The Vespa scooter, an emblem of style, functionality, and an era marked by post-war revival, carries with it a legacy that extends far beyond mere mobility.
Conceived in 1946, the Vespa was born out of a dire need for affordable, efficient transportation in post-war Italy.
Piaggio, inspired by the aeronautical designs of Corradino D’Ascanio, aimed to create a comfortable and functional two-wheeled vehicle for the masses.
The first Vespa, the Vespa 98, rolled off the assembly line and quickly captured attention with its unconventional yet striking design.
From their inception, Vespa scooters have been known for their painted, pressed steel unibody which combines, in a unified structural unit, a complete cowling for the engine (enclosing the engine mechanism and concealing dirt or grease), a flat floorboard (providing foot protection), and a prominent front fairing (providing wind protection).
In 1944, Piaggio engineers Renzo Spolti and Vittorio Casini designed a motorcycle with bodywork fully enclosing the drivetrain and forming a tall splash guard at the front.
In addition to the bodywork, the design included handlebar-mounted controls, forced air cooling, wheels of small diameter, and a tall central section that had to be straddled.
Officially known as the MP5 (“Moto Piaggio no. 5”), the prototype was nicknamed “Paperino” (meaning “Donald Duck” in Italian).
Piaggio was displeased with the MP5, especially the tall central section. He contracted aeronautical engineer Corradino D’Ascanio, to redesign the scooter.
D’Ascanio, who had earlier been consulted by Ferdinando Innocenti about scooter design and manufacture, made it immediately known that he hated motorcycles, believing them to be bulky, dirty, and unreliable.
D’Ascanio’s MP6 prototype had its engine mounted beside the rear wheel. The wheel was driven directly from the transmission, eliminating the drive chain and the oil and dirt associated with it.
The prototype had a unit spar frame with stress-bearing steel outer panels. These changes allowed the MP6 to have a step-through design instead of a tall center section like that of the MP5 Paperino.
The MP6 design also included a single-sided front suspension, interchangeable front and rear wheels mounted on stub axles, and a spare wheel.
Other features of the MP6 were similar to those on the Paperino, including the handlebar-mounted controls and the enclosed bodywork with the tall front splash guard.
Upon seeing the MP6 for the first time, Enrico Piaggio exclaimed: “Sembra una vespa!” (“It looks like a wasp!”) Piaggio effectively named his new scooter on the spot.
Piaggio filed a patent for the Vespa scooter design in April 1946.

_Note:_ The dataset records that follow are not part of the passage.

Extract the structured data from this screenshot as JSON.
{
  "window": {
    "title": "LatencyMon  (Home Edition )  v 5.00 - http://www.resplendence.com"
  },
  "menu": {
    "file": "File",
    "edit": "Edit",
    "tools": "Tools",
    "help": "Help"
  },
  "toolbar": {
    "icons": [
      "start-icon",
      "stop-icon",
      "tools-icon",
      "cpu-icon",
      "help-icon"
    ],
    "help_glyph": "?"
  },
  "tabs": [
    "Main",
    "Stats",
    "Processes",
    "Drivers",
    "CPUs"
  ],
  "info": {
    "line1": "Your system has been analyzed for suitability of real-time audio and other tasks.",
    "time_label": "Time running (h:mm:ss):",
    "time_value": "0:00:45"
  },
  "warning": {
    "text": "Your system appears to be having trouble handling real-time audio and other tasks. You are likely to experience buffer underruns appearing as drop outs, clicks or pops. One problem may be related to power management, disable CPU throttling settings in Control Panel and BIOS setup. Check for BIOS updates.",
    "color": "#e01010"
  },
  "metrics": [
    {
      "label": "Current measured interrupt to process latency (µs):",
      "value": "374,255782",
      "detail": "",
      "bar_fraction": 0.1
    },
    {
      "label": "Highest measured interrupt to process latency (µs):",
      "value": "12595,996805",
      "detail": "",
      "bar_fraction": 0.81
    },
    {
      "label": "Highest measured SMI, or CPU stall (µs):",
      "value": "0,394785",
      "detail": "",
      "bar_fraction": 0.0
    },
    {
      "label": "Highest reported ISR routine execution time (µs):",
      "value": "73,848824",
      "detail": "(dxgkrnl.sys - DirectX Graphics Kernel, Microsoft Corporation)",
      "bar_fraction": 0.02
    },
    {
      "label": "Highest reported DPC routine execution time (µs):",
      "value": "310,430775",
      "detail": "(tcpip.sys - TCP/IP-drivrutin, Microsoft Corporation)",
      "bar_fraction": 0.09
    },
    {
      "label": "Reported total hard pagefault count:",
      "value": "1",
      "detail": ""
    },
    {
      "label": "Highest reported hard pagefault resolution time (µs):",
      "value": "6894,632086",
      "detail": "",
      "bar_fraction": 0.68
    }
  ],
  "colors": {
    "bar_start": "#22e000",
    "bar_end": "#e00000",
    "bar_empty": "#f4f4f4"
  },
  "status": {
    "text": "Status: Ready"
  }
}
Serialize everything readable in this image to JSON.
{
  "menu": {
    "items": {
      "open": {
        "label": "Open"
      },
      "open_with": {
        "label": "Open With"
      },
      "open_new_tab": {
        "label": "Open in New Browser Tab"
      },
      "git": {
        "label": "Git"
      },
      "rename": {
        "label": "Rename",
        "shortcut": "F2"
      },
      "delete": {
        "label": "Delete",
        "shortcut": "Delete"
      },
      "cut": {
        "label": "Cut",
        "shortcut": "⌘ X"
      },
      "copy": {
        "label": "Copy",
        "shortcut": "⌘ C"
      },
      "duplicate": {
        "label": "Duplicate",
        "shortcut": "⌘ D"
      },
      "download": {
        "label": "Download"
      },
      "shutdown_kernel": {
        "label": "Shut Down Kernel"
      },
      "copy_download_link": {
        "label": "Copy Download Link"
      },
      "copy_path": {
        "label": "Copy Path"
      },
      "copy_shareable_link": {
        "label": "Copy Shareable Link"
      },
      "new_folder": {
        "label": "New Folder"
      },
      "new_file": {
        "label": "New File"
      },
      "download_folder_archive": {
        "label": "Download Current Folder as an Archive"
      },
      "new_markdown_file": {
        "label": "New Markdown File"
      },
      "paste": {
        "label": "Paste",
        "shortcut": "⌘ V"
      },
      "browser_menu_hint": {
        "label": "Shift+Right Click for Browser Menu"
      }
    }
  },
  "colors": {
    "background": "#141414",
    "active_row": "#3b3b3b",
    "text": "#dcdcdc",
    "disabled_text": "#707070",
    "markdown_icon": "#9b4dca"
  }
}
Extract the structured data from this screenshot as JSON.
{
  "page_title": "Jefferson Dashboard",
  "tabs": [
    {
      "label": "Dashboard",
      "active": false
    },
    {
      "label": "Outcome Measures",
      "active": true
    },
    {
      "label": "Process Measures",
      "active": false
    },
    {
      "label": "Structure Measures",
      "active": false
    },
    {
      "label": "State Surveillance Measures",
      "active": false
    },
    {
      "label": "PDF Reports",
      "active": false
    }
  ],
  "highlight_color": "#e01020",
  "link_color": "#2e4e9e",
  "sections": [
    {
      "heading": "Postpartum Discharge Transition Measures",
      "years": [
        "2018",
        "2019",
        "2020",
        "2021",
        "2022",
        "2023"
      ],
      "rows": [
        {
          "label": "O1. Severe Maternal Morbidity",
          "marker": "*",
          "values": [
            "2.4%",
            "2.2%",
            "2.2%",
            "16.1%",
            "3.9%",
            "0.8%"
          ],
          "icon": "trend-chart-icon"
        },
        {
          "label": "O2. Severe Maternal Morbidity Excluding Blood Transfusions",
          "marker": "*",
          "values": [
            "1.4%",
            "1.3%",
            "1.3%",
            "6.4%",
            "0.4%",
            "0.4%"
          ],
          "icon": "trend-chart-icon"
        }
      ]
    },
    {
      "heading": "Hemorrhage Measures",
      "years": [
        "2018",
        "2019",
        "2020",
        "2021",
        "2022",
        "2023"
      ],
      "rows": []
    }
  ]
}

The application documents referred to a “model of a practical nature” for a “motorcycle with rationally placed parts and elements with a frame combining with mudguards and engine-cowling covering all working parts”, of which “the whole constitutes a rational, comfortable motorcycle offering protection from mud and dust without jeopardizing requirements of appearance and elegance”.
The patent was approved the following December.
Piaggio sold some 2,500 Vespas in 1947, over 10,000 in 1948, 20,000 in 1949, and over 60,000 in 1950.
The biggest sales promo ever was Hollywood. In 1952, Audrey Hepburn side-saddled Gregory Peck’s Vespa in the feature film Roman Holiday for a ride through Rome, resulting in over 100,000 sales.
In 1956, John Wayne dismounted his horse in favor of the two-wheeler to originally get between takes on sets, as well as Marlon Brando, Dean Martin, and the entertainer Abbe Lane had become Vespa owners.
William Wyler filmed Ben Hur in Rome in 1959, allowing Charlton Heston to abandon horse and chariot between takes to take a spin on the Vespa.
Vespa clubs popped up throughout Europe, and by 1952, worldwide Vespa Club membership had surpassed 50,000.
By the mid-1950s, Vespas were being manufactured under license in Germany, the United Kingdom, France, Belgium and Spain; in the 1960s, production was started in India, Brazil and Indonesia.
By 1956, one million had been sold, then two million by 1960. By the 1960s, the Vespa—originally conceived as a utility vehicle—had come to symbolize freedom and imagination, and resulted in further sales boosts: four million by 1970, and ten million by the late 1980s.
Despite the passage of decades, the Vespa remains a symbol of elegance and practicality. Its design, largely unchanged in its essence, continues to attract admirers, and vintage Vespas fetch high prices at auctions.
(Photo credit: Piaggio / Pinterest / Flickr / Wikimedia Commons).